    After all the Guadian “hacks” – yet far from being attacked for this, it has led the charge (for many years now) against “hacking” long ago by News International people. And this is not considered odd in any way.

    Why not?

    Because of the INTENTIONS of the hackers (and so on).

    News International people have grubby commercial intentions – to sell more newspapers.

    Whereas left hackers have noble intentions – to make the world a better place.

    Make it a “better place” by totalitarian collectivism, Hell on Earth.

    The truth is a brutal as that.

    “But they are not all Marxists Paul”.

    They do not have to be.

    Some are Black flaggers (communal “anarchists”) rather than Red flaggers – and some are NEITHER.

    Just people who are sympathetic to these “young, noble idealists” (without bothering to really investigate what the “ideal” is).

    Shouts of “freedom” and “liberty” and an “end to slavery and oppression” are meaningless (the forces of evil have often shouted these things and with total sincerity – see the film “The Baden-Meinhof Complex”).

    What matters in polititcal philosophy and political practice – is the position someone takes on the insitution of private property.

    In war both sides violate property and kill the innocent – that is the nature of war.

    But that does not mean that the two sides are the same.

    One side is trying (in a very imperfect way) to defend what is left of property rights (of civil society – the only real foundation of liberty) and the other is trying to destroy it, destroy civil society utterly.

    Make your choice.

    For in this war their can be neutrality.

    And it is a “war to the knife”.

  • Alsadius

    Man, I thought it was loathsome enough when it was just some emails getting leaked.
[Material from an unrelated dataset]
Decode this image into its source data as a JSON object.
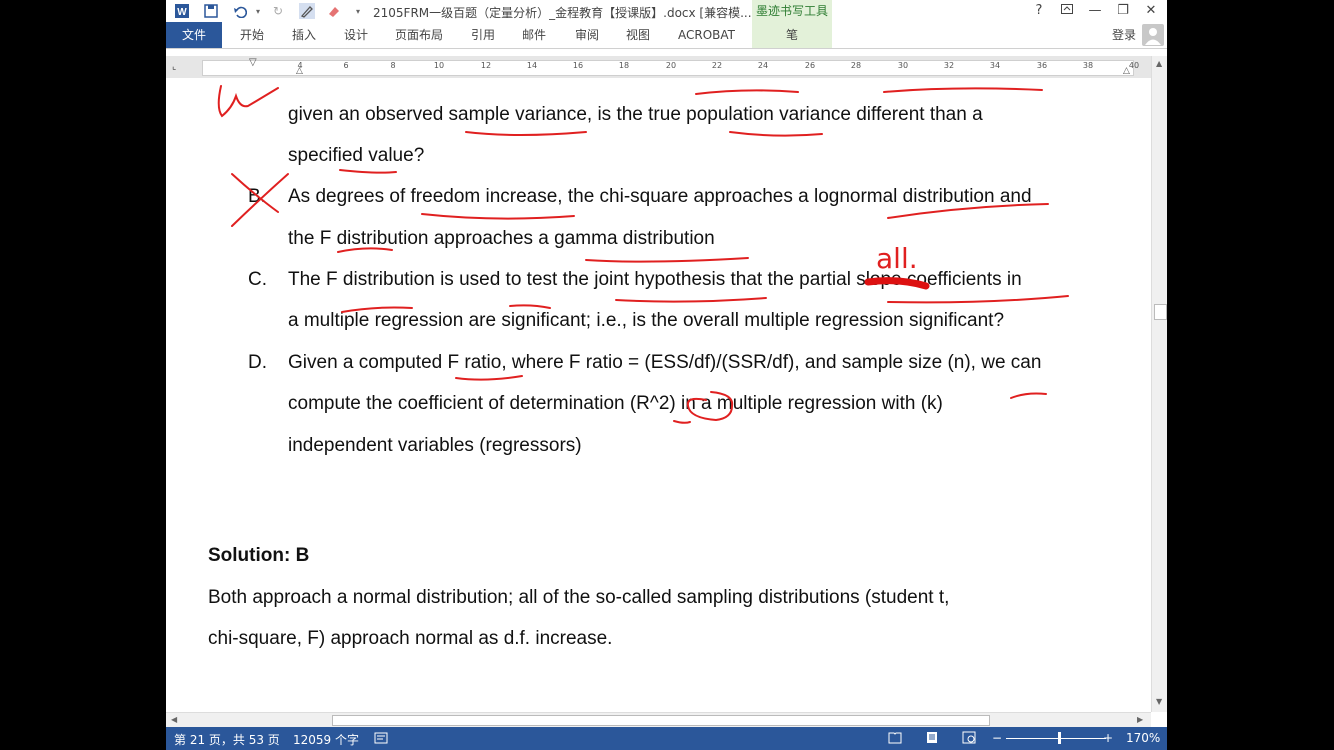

But a million credit card numbers? Really? That is literally criminal, and of the sort that plays into the hands of fraudsters and spammers. Well done, asshats.

  • Mendicant
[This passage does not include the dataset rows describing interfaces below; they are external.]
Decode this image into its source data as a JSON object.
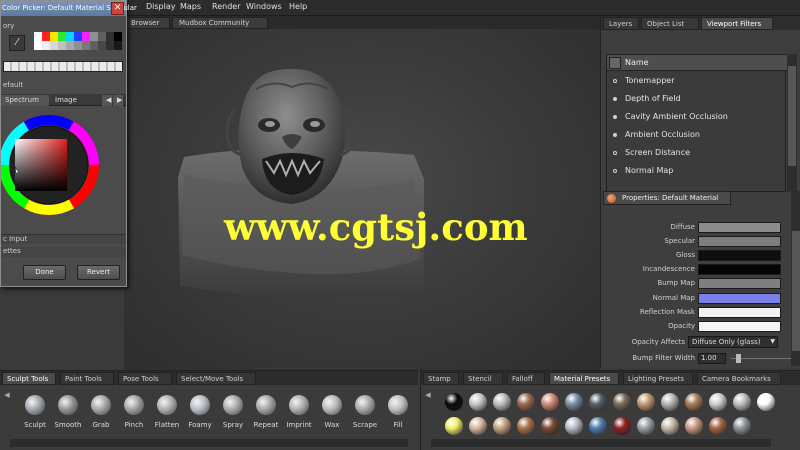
{
  "menubar": {
    "items": [
      "Display",
      "Maps",
      "Render",
      "Windows",
      "Help"
    ]
  },
  "doc_tabs": [
    "Browser",
    "Mudbox Community"
  ],
  "viewport": {
    "watermark": "www.cgtsj.com"
  },
  "color_picker": {
    "title": "Color Picker: Default Material Specular",
    "history_label": "ory",
    "section_label": "efault",
    "tabs": [
      "Spectrum",
      "Image"
    ],
    "input_label": "c Input",
    "palettes_label": "ettes",
    "done_label": "Done",
    "revert_label": "Revert",
    "swatches": [
      "#ffffff",
      "#ff2020",
      "#ffe400",
      "#2ee82e",
      "#00d8ff",
      "#2040ff",
      "#ff20ff",
      "#909090",
      "#606060",
      "#303030",
      "#000000",
      "#ffffff",
      "#f0f0f0",
      "#d8d8d8",
      "#c0c0c0",
      "#a8a8a8",
      "#909090",
      "#787878",
      "#606060",
      "#484848",
      "#303030",
      "#181818"
    ]
  },
  "right_panel": {
    "tabs": [
      "Layers",
      "Object List",
      "Viewport Filters"
    ],
    "filter_header": "Name",
    "filters": [
      {
        "label": "Tonemapper",
        "on": false
      },
      {
        "label": "Depth of Field",
        "on": true
      },
      {
        "label": "Cavity Ambient Occlusion",
        "on": true
      },
      {
        "label": "Ambient Occlusion",
        "on": true
      },
      {
        "label": "Screen Distance",
        "on": false
      },
      {
        "label": "Normal Map",
        "on": false
      }
    ],
    "properties_title": "Properties: Default Material",
    "properties": [
      {
        "label": "Diffuse",
        "color": "#8c8c8c"
      },
      {
        "label": "Specular",
        "color": "#7d7d7d"
      },
      {
        "label": "Gloss",
        "color": "#0e0e0e"
      },
      {
        "label": "Incandescence",
        "color": "#050505"
      },
      {
        "label": "Bump Map",
        "color": "#7f7f7f"
      },
      {
        "label": "Normal Map",
        "color": "#7b7fe8"
      },
      {
        "label": "Reflection Mask",
        "color": "#f2f2f2"
      },
      {
        "label": "Opacity",
        "color": "#f5f5f5"
      }
    ],
    "opacity_affects_label": "Opacity Affects",
    "opacity_affects_value": "Diffuse Only (glass)",
    "bump_width_label": "Bump Filter Width",
    "bump_width_value": "1.00"
  },
  "sculpt_shelf": {
    "tabs": [
      "Sculpt Tools",
      "Paint Tools",
      "Pose Tools",
      "Select/Move Tools"
    ],
    "tools": [
      "Sculpt",
      "Smooth",
      "Grab",
      "Pinch",
      "Flatten",
      "Foamy",
      "Spray",
      "Repeat",
      "Imprint",
      "Wax",
      "Scrape",
      "Fill"
    ]
  },
  "material_shelf": {
    "tabs": [
      "Stamp",
      "Stencil",
      "Falloff",
      "Material Presets",
      "Lighting Presets",
      "Camera Bookmarks"
    ],
    "row1": [
      "#0a0a0a",
      "#c8c8c8",
      "#bdbdbd",
      "#9c6a52",
      "#d38b78",
      "#7a8ea8",
      "#556066",
      "#7a6a58",
      "#c49a74",
      "#b7b7b7",
      "#a67b5b",
      "#cdd0d3",
      "#bdbdbd",
      "#ffffff"
    ],
    "row2": [
      "#f2ef6a",
      "#d9b8a0",
      "#c4a381",
      "#a8734f",
      "#7b4a34",
      "#b8bec5",
      "#4f7fae",
      "#8e2222",
      "#9aa0a6",
      "#c7bba6",
      "#c89b84",
      "#a26546",
      "#8f939a"
    ]
  }
}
    Stratfor is to blame for the loss of credit card data. They were lazy and messed up. Boo-hoo.

    What’s clear from the revealed data is the paranoia and fascist tendencies of the likes of Dirty Dow (spying on The Yes Men shows a contempt for free speech and lack of humour), and as we see from the sickening spying on Bhopal victims, totally devoid of any morality.

    Given Stratfor’s contempt for Bhopal victims’ privacy, I would say this is a wonderful case of just desserts. Stratfor dishes it out, they should learn how to take it and stop whining like schoolgirls.

    As for the “army of CIA cronies”, if this is true, then Anonymous have exposed treason.